Pagliarani’s art is amazing and he really brings the city to life. The buildings are all grounded, rotted out space ships, tremendous pulp rockets with fins; they’re glorious. His art brings Ellis’ mad ideas to life. Ellis gets to vent about our stuttering steps into space while playing with pulp toys, something he does well and with gusto. The first three issues have been solid fun and I’m looking forward to seeing more of pulp sci-fi space.
This comic, combined with talking about pulp sci-fi heroes last night with Pete prompted me to pick up another edition of Alex Raymond’s Flash Gordon series, the Flash Gordon Saturday morning cartoon series on DVD and a collection of Buck Rogers.
Speedsters are the sorcerers of the modern age, defying the laws of physics with muscle and lightning.
– The Book of Cowls, Issue 2, vol. 1
Art by Storn A. Cook
There is a thin line between the rich, playboy vigilante and a lynch mob.
Much of that line is made up of millions, if not billions of dollars and the rest is a sexy costume.
– The Book of Cowls, Issue 2, vol. 1
Art by Storn A. Cook
Reading: I should finish up the second hard-cover graphic novel of Invincible today at lunch and I’m fairly underwhelmed. Other than an interesting reveal towards the end of the first graphic novel it is a fairly tepid Superboy ala Spider-Man’s school life ala Teen Titans with only a few little tidbits that leave me interested at all. But well worth utilizing the inter-library loan for; I’m glad I didn’t buy ’em.
Planning: Some Shock: tonight with the lady-friend and a few of the Friday night gamers, some schoolwork this weekend and just hang-outs.
Wearing: My Suffer-Jets roller derby t-shirt under a black button down and some jeans.
Writing: I started writing this biblical super-hero passages called the Book of the Cowl that was fun. I might very well pair some of the passages up with some of Storn’s super-hero art from his site and post them to this blog from time to time.
Tinkering with a short story and the next bit of Daggers & Deviltry.
Yes, they actually say those words. It is like they heard me.
This looks good.
I was reading Daredevil, almost excited because it seemed like my prophecy would come true and Matt Murdock would be the Kingpin of Hell’s Kitchen, leading a ninja clan to keep the peace. Oh yes, he has become his own greatest enemy but also awesome.
So, the Hand offers him leadership.
He turns them down.
I read through the latest Thor, which was some kind of anniversary issue. And its all ho-hum kinda boring. Odin’s father returns, Loki’s shenanigans cause Thor to kill his own grandfather, so Thor is banished from Asgard.
Here’s where it almost get’s interesting.
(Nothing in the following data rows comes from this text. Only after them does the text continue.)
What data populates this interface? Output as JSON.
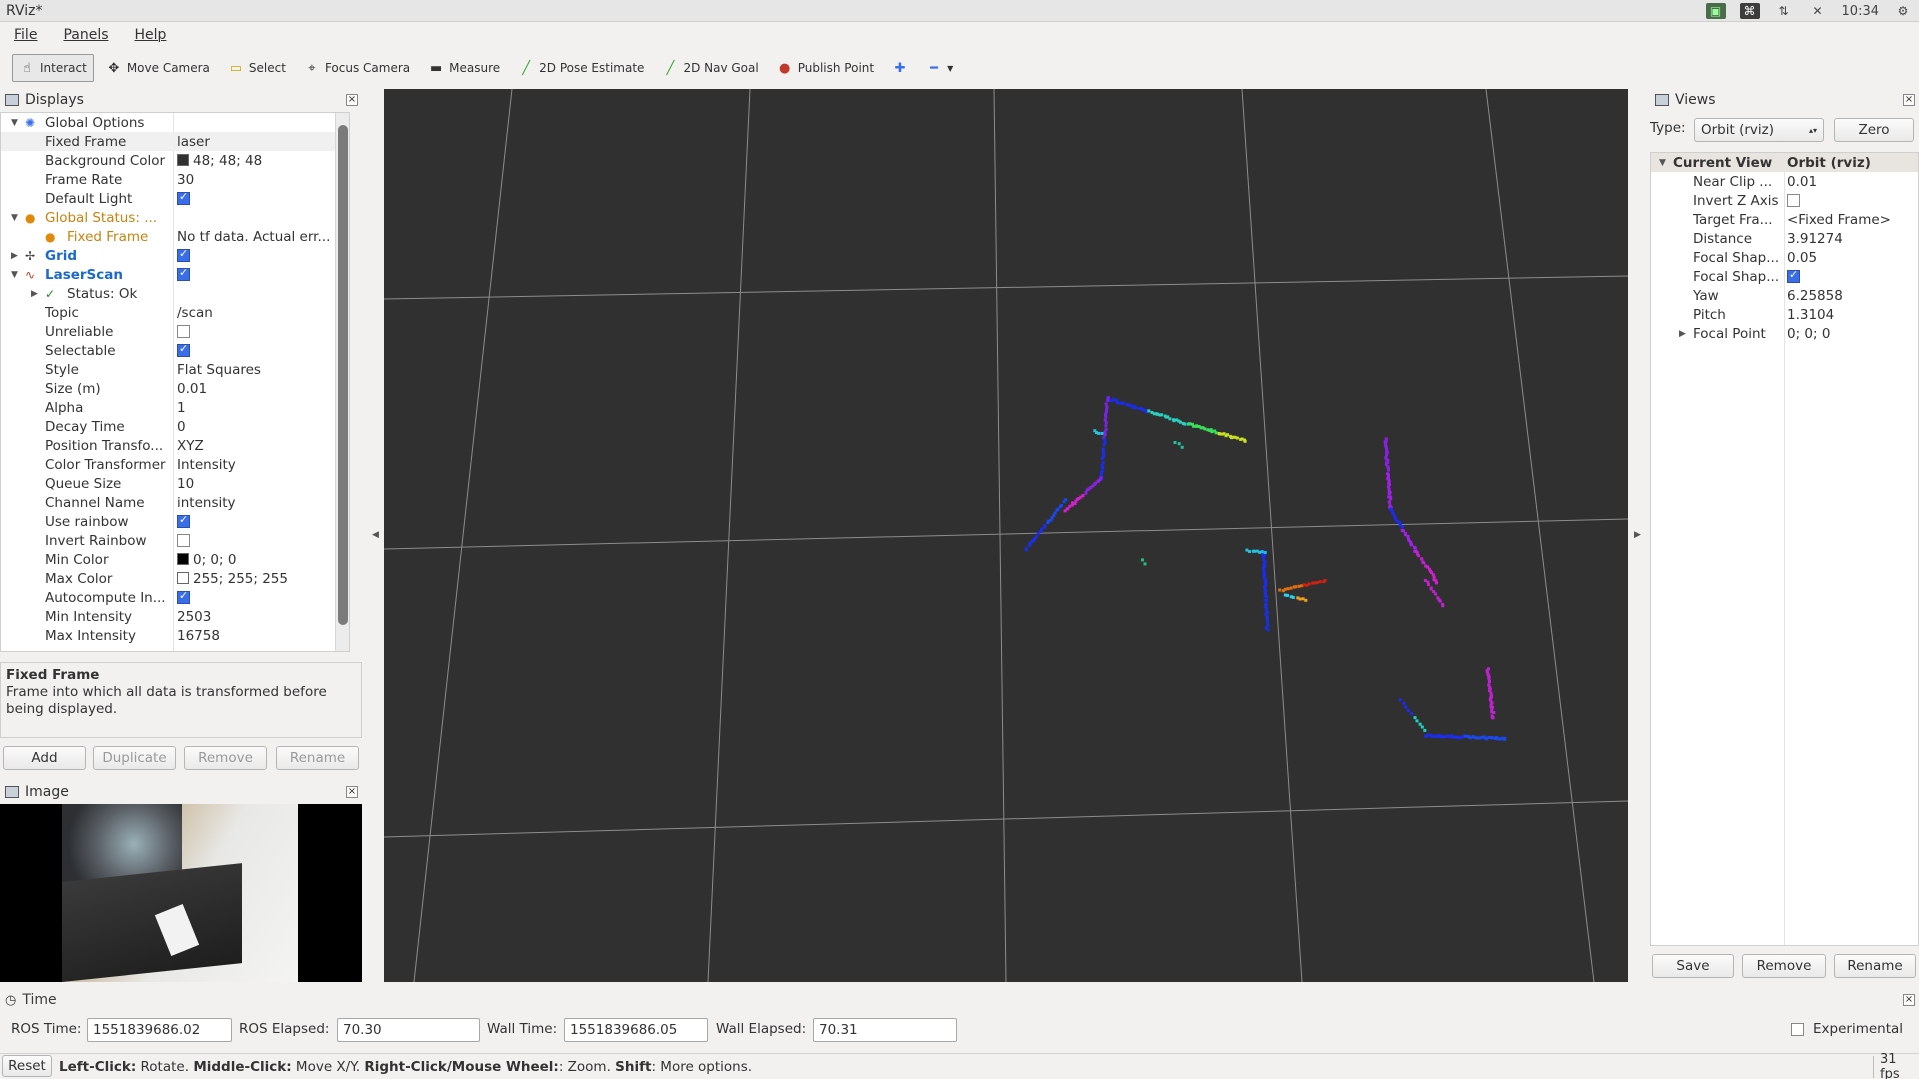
{
  "window": {
    "title": "RViz*",
    "clock": "10:34"
  },
  "menu": [
    "File",
    "Panels",
    "Help"
  ],
  "toolbar": [
    {
      "label": "Interact",
      "icon": "hand-icon",
      "active": true
    },
    {
      "label": "Move Camera",
      "icon": "move-camera-icon"
    },
    {
      "label": "Select",
      "icon": "select-icon"
    },
    {
      "label": "Focus Camera",
      "icon": "focus-camera-icon"
    },
    {
      "label": "Measure",
      "icon": "ruler-icon"
    },
    {
      "label": "2D Pose Estimate",
      "icon": "green-arrow-icon"
    },
    {
      "label": "2D Nav Goal",
      "icon": "green-arrow-icon"
    },
    {
      "label": "Publish Point",
      "icon": "map-pin-icon"
    }
  ],
  "displays": {
    "title": "Displays",
    "rows": [
      {
        "key": "Global Options"
      },
      {
        "key": "Fixed Frame",
        "value": "laser"
      },
      {
        "key": "Background Color",
        "value": "48; 48; 48"
      },
      {
        "key": "Frame Rate",
        "value": "30"
      },
      {
        "key": "Default Light"
      },
      {
        "key": "Global Status: ..."
      },
      {
        "key": "Fixed Frame",
        "value": "No tf data.  Actual err..."
      },
      {
        "key": "Grid"
      },
      {
        "key": "LaserScan"
      },
      {
        "key": "Status: Ok"
      },
      {
        "key": "Topic",
        "value": "/scan"
      },
      {
        "key": "Unreliable"
      },
      {
        "key": "Selectable"
      },
      {
        "key": "Style",
        "value": "Flat Squares"
      },
      {
        "key": "Size (m)",
        "value": "0.01"
      },
      {
        "key": "Alpha",
        "value": "1"
      },
      {
        "key": "Decay Time",
        "value": "0"
      },
      {
        "key": "Position Transfo...",
        "value": "XYZ"
      },
      {
        "key": "Color Transformer",
        "value": "Intensity"
      },
      {
        "key": "Queue Size",
        "value": "10"
      },
      {
        "key": "Channel Name",
        "value": "intensity"
      },
      {
        "key": "Use rainbow"
      },
      {
        "key": "Invert Rainbow"
      },
      {
        "key": "Min Color",
        "value": "0; 0; 0"
      },
      {
        "key": "Max Color",
        "value": "255; 255; 255"
      },
      {
        "key": "Autocompute In..."
      },
      {
        "key": "Min Intensity",
        "value": "2503"
      },
      {
        "key": "Max Intensity",
        "value": "16758"
      }
    ]
  },
  "description": {
    "title": "Fixed Frame",
    "text": "Frame into which all data is transformed before being displayed."
  },
  "display_buttons": {
    "add": "Add",
    "duplicate": "Duplicate",
    "remove": "Remove",
    "rename": "Rename"
  },
  "image_panel": {
    "title": "Image"
  },
  "views": {
    "title": "Views",
    "type_label": "Type:",
    "type_value": "Orbit (rviz)",
    "zero": "Zero",
    "rows": [
      {
        "key": "Current View",
        "value": "Orbit (rviz)"
      },
      {
        "key": "Near Clip ...",
        "value": "0.01"
      },
      {
        "key": "Invert Z Axis"
      },
      {
        "key": "Target Fra...",
        "value": "<Fixed Frame>"
      },
      {
        "key": "Distance",
        "value": "3.91274"
      },
      {
        "key": "Focal Shap...",
        "value": "0.05"
      },
      {
        "key": "Focal Shap..."
      },
      {
        "key": "Yaw",
        "value": "6.25858"
      },
      {
        "key": "Pitch",
        "value": "1.3104"
      },
      {
        "key": "Focal Point",
        "value": "0; 0; 0"
      }
    ],
    "save": "Save",
    "remove": "Remove",
    "rename": "Rename"
  },
  "time": {
    "title": "Time",
    "ros_time_label": "ROS Time:",
    "ros_time": "1551839686.02",
    "ros_elapsed_label": "ROS Elapsed:",
    "ros_elapsed": "70.30",
    "wall_time_label": "Wall Time:",
    "wall_time": "1551839686.05",
    "wall_elapsed_label": "Wall Elapsed:",
    "wall_elapsed": "70.31",
    "experimental": "Experimental"
  },
  "status": {
    "reset": "Reset",
    "left": "Left-Click:",
    "left_t": " Rotate. ",
    "middle": "Middle-Click:",
    "middle_t": " Move X/Y. ",
    "right": "Right-Click/Mouse Wheel:",
    "right_t": ": Zoom. ",
    "shift": "Shift",
    "shift_t": ": More options.",
    "fps": "31 fps"
  },
  "colors": {
    "background": "#303030",
    "grid": "#a0a0a0",
    "accent": "#3a6ee8"
  }
}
Asgard is plopped down in the American midwest right now. Loki (in the body of a woman now…why?) is talking to some Asgardian shmoe in a bar, saying that he knows a place where they could relocate Asgard, a mountainous place with lots of good hunting…LATVERIA!
It almost made me want to keep reading that series. Almost.
I had to buy Captain Britain and the MI13 when the issue started off with Dr. Doom and Dracula having a discussion on the moon near the lunar lander. The rest of the issue was shite (except for when some British lads in a pub gave Blade shit for being too tragically hip to just sit in the pub and enjoy himself) but that bit was fun. I’ll likely buy a few more issues just to see some four-color Marvel Dracula madness.
I forgot to add that Doom took Dracula to task for being a racist prick about Muslims. It was kinda cool, actually.